The new “Energy Systems Integration“ project is aimed at customizing environmentally compatible, efficient, flexible, and stable energy systems for the future. The project headed by Professor Veit Hagenmeyer of Karlsruhe Institute of Technology (KIT) concentrates on interactions of the energy systems components, namely, producers, storage systems, and consumers. It also considers processes of metal processing, cement processing, and petrochemical industry. The Helmholtz Association will fund the “Energy Systems Integration” project under its “Key Future Research Topics” program with EUR 5 million.
“KIT possesses outstanding competences in research relating to energy systems and their interfaces with economy and society,” says Professor Holger Hanselka, President of KIT and Research Field Coordinator Energy of the Helmholtz Association. “Together with six other Helmholtz Centers, KIT will develop customized models for future energy systems under the “Energy Systems Integration” project and thus contribute to the success of the energy transition.” Within the framework of its Initiative and Networking Fund, the Helmholtz Association has decided to finance the project as a “Key Future Research Topic” with EUR 5 million in the next three years. The partners involved will fund another five million euros for research in this area. The project partners are KIT, Helmholtz-Zentrum Berlin für Materialien und Energie (HZB), Forschungszentrum Jülich, the German Aerospace Center (DLR), the Max Planck Institute for Plasma Physics (IPP), Helmholtz-Zentrum Dresden-Rossendorf (HZDR), and the Helmholtz Centre Potsdam – German Research Center for Geosciences (GFZ). The project is headed by Professor Veit Hagenmeyer of KIT.
Energy systems integration addresses those aspects of the energy system that make all individual components form a whole, i.e. all physical and IT-based interconnections as well as their structures and functions. “To ensure reliable, economically efficient, and environmentally compatible energy supply, it is essential to combine and integrate all components and sectors in an intelligent way,” Veit Hagenmeyer explains. The scientists working under the project will develop models of the technological, economic, and ecological interactions on various levels, from components to processes to integrated systems.

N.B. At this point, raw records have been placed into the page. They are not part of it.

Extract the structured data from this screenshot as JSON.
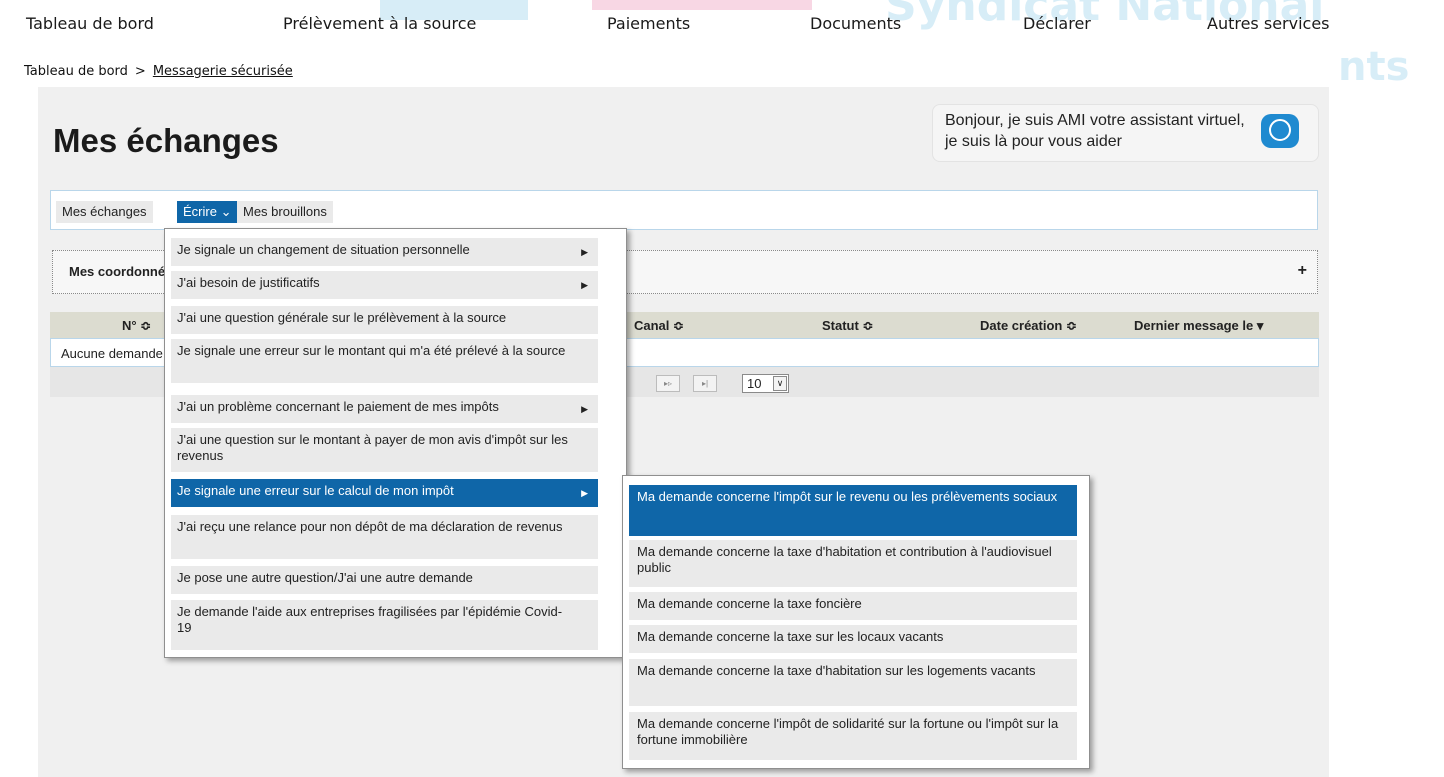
{
  "topnav": [
    {
      "label": "Tableau de bord"
    },
    {
      "label": "Prélèvement à la source"
    },
    {
      "label": "Paiements"
    },
    {
      "label": "Documents"
    },
    {
      "label": "Déclarer"
    },
    {
      "label": "Autres services"
    }
  ],
  "background": {
    "line1": "Syndicat National",
    "line2": "nts"
  },
  "breadcrumb": {
    "home": "Tableau de bord",
    "separator": ">",
    "current": "Messagerie sécurisée"
  },
  "page": {
    "title": "Mes échanges"
  },
  "assistant": {
    "text": "Bonjour, je suis AMI votre assistant virtuel, je suis là pour vous aider"
  },
  "tabs": [
    {
      "label": "Mes échanges"
    },
    {
      "label": "Écrire",
      "caret": "⌄"
    },
    {
      "label": "Mes brouillons"
    }
  ],
  "coordonnees": {
    "label": "Mes coordonnées",
    "plus": "+"
  },
  "table": {
    "columns": [
      {
        "label": "N° ≎"
      },
      {
        "label": "Canal ≎"
      },
      {
        "label": "Statut ≎"
      },
      {
        "label": "Date création ≎"
      },
      {
        "label": "Dernier message le ▾"
      }
    ],
    "empty_text": "Aucune demande"
  },
  "pager": {
    "next": "▸▹",
    "last": "▸|",
    "page_size": "10",
    "page_size_arrow": "∨"
  },
  "menu": {
    "items": [
      {
        "label": "Je signale un changement de situation personnelle",
        "has_sub": true,
        "caret": "▶"
      },
      {
        "label": "J'ai besoin de justificatifs",
        "has_sub": true,
        "caret": "▶"
      },
      {
        "label": "J'ai une question générale sur le prélèvement à la source",
        "has_sub": false
      },
      {
        "label": "Je signale une erreur sur le montant qui m'a été prélevé à la source",
        "has_sub": false
      },
      {
        "label": "J'ai un problème concernant le paiement de mes impôts",
        "has_sub": true,
        "caret": "▶"
      },
      {
        "label": "J'ai une question sur le montant à payer de mon avis d'impôt sur les revenus",
        "has_sub": false
      },
      {
        "label": "Je signale une erreur sur le calcul de mon impôt",
        "has_sub": true,
        "caret": "▶",
        "selected": true
      },
      {
        "label": "J'ai reçu une relance pour non dépôt de ma déclaration de revenus",
        "has_sub": false
      },
      {
        "label": "Je pose une autre question/J'ai une autre demande",
        "has_sub": false
      },
      {
        "label": "Je demande l'aide aux entreprises fragilisées par l'épidémie Covid-19",
        "has_sub": false
      }
    ]
  },
  "submenu": {
    "items": [
      {
        "label": "Ma demande concerne l'impôt sur le revenu ou les prélèvements sociaux",
        "selected": true
      },
      {
        "label": "Ma demande concerne la taxe d'habitation et contribution à l'audiovisuel public"
      },
      {
        "label": "Ma demande concerne la taxe foncière"
      },
      {
        "label": "Ma demande concerne la taxe sur les locaux vacants"
      },
      {
        "label": "Ma demande concerne la taxe d'habitation sur les logements vacants"
      },
      {
        "label": "Ma demande concerne l'impôt de solidarité sur la fortune ou l'impôt sur la fortune immobilière"
      }
    ]
  },
  "colors": {
    "accent": "#0f66a8",
    "panel": "#f0f0f0",
    "header_row": "#dcdcd0",
    "border": "#b9d6ea",
    "assistant_icon": "#1f8ad0"
  }
}
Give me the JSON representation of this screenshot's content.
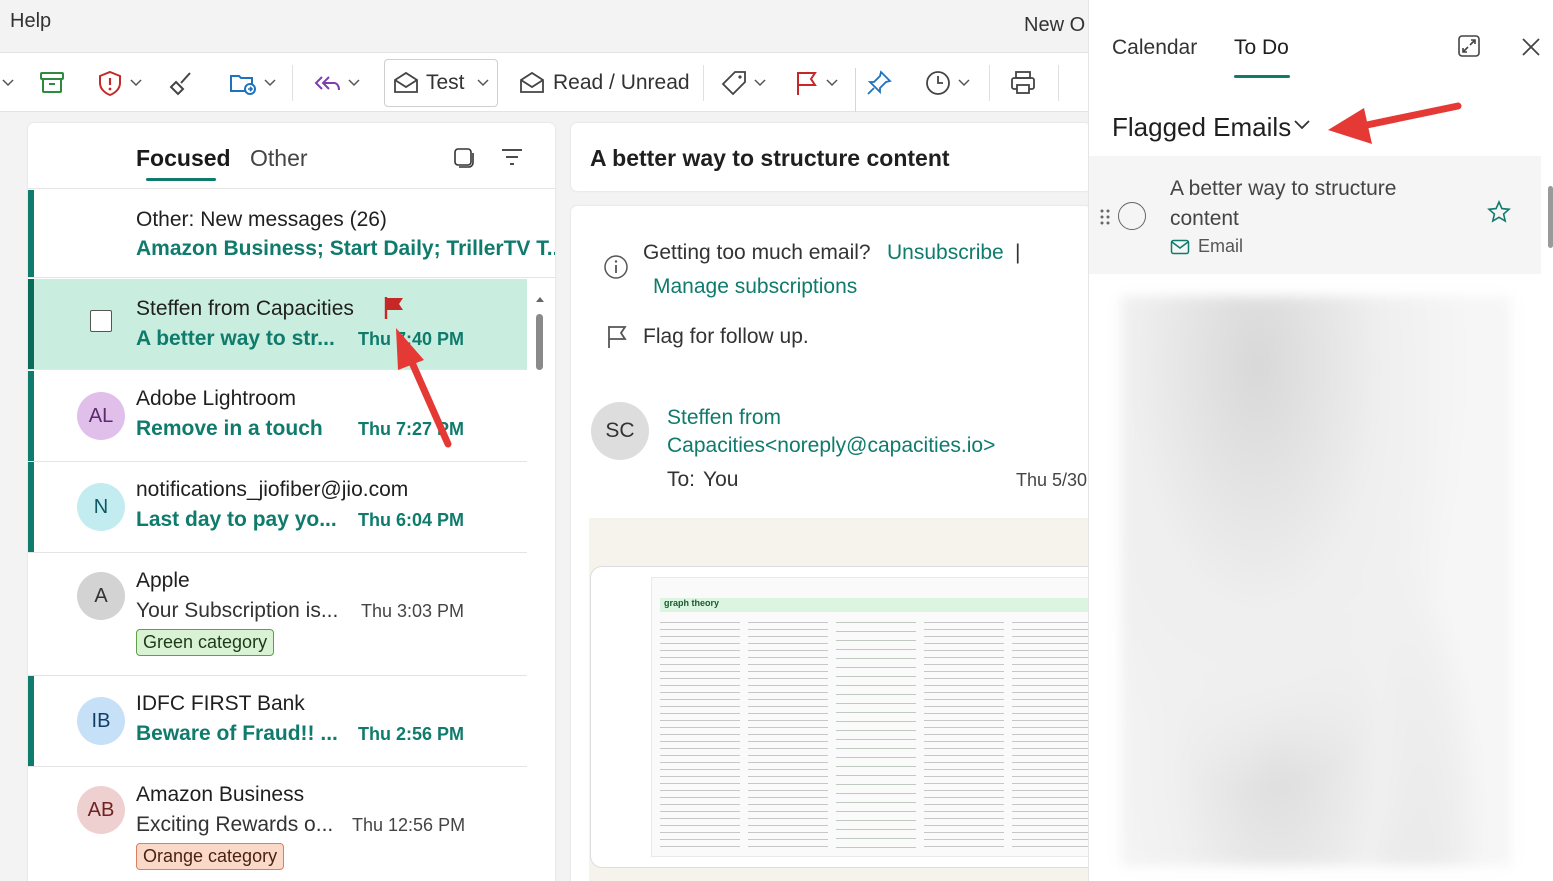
{
  "menu": {
    "help": "Help",
    "new_outlook": "New O"
  },
  "ribbon": {
    "test_label": "Test",
    "read_unread_label": "Read / Unread",
    "icons": [
      "archive-icon",
      "report-icon",
      "sweep-icon",
      "move-icon",
      "reply-all-icon",
      "test-quickstep-icon",
      "read-unread-icon",
      "tag-icon",
      "flag-icon",
      "pin-icon",
      "snooze-icon",
      "print-icon"
    ]
  },
  "mail_list": {
    "tabs": {
      "focused": "Focused",
      "other": "Other"
    },
    "other_notice": {
      "title": "Other: New messages (26)",
      "senders": "Amazon Business; Start Daily; TrillerTV T..."
    },
    "messages": [
      {
        "sender": "Steffen from Capacities",
        "subject": "A better way to str...",
        "time": "Thu 7:40 PM",
        "unread": true,
        "selected": true,
        "flagged": true
      },
      {
        "initials": "AL",
        "sender": "Adobe Lightroom",
        "subject": "Remove in a touch",
        "time": "Thu 7:27 PM",
        "unread": true,
        "avatar_color": "#e0bfea",
        "initials_color": "#5c2a6e"
      },
      {
        "initials": "N",
        "sender": "notifications_jiofiber@jio.com",
        "subject": "Last day to pay yo...",
        "time": "Thu 6:04 PM",
        "unread": true,
        "avatar_color": "#c3ecf0",
        "initials_color": "#0c5a63"
      },
      {
        "initials": "A",
        "sender": "Apple",
        "subject": "Your Subscription is...",
        "time": "Thu 3:03 PM",
        "unread": false,
        "category": "Green category",
        "avatar_color": "#d3d3d3",
        "initials_color": "#333333"
      },
      {
        "initials": "IB",
        "sender": "IDFC FIRST Bank",
        "subject": "Beware of Fraud!! ...",
        "time": "Thu 2:56 PM",
        "unread": true,
        "avatar_color": "#c6e0f7",
        "initials_color": "#123e66"
      },
      {
        "initials": "AB",
        "sender": "Amazon Business",
        "subject": "Exciting Rewards o...",
        "time": "Thu 12:56 PM",
        "unread": false,
        "category": "Orange category",
        "avatar_color": "#efd0d0",
        "initials_color": "#6e2323"
      }
    ]
  },
  "reading": {
    "title": "A better way to structure content",
    "notice_text": "Getting too much email?",
    "unsubscribe": "Unsubscribe",
    "separator": "|",
    "manage": "Manage subscriptions",
    "flag_text": "Flag for follow up.",
    "from_initials": "SC",
    "from_line1": "Steffen from",
    "from_line2": "Capacities<noreply@capacities.io>",
    "to_label": "To:",
    "to_value": "You",
    "date": "Thu 5/30",
    "preview_heading": "graph theory"
  },
  "todo_panel": {
    "tab_calendar": "Calendar",
    "tab_todo": "To Do",
    "list_title": "Flagged Emails",
    "task": {
      "title": "A better way to structure content",
      "meta": "Email"
    }
  },
  "colors": {
    "accent": "#0f7b6c",
    "selected_bg": "#c9eedf",
    "annotation_arrow": "#e53935"
  }
}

The project comprises three work packages: The first package cov-ers coupling of power, gas, and heat networks as well as materials flows with IT infrastructures in sustainable, multi-modal energy systems. The second work package focuses on possibilities of flexibilizing processes in energy-intensive industries, such as metal processing, cement processing, and petrochemical industries. The third work package deals with market and regulatory issues of future energy supply that will be based primarily on regenerative sources and centralized-decentralized infrastructures and whose demand will be highly flexible.
More about the KIT Energy Center: http://www.energy.kit.edu
Being “The Research University in the Helmholtz Association”, KIT creates and imparts knowledge for the society and the environment. It is the objective to make significant contributions to the global challenges in the fields of energy, mobility, and information. For this, about 9,800 employees cooperate in a broad range of disciplines in natural sciences, engineering sciences, economics, and the humanities and social sciences. KIT prepares its 22,300 students for responsible tasks in society, industry, and science by offering research-based study programs. Innovation efforts at KIT build a bridge between important scientific findings and their application for the benefit of society, economic prosperity, and the preservation of our natural basis of life. KIT is one of the German universities of excellence.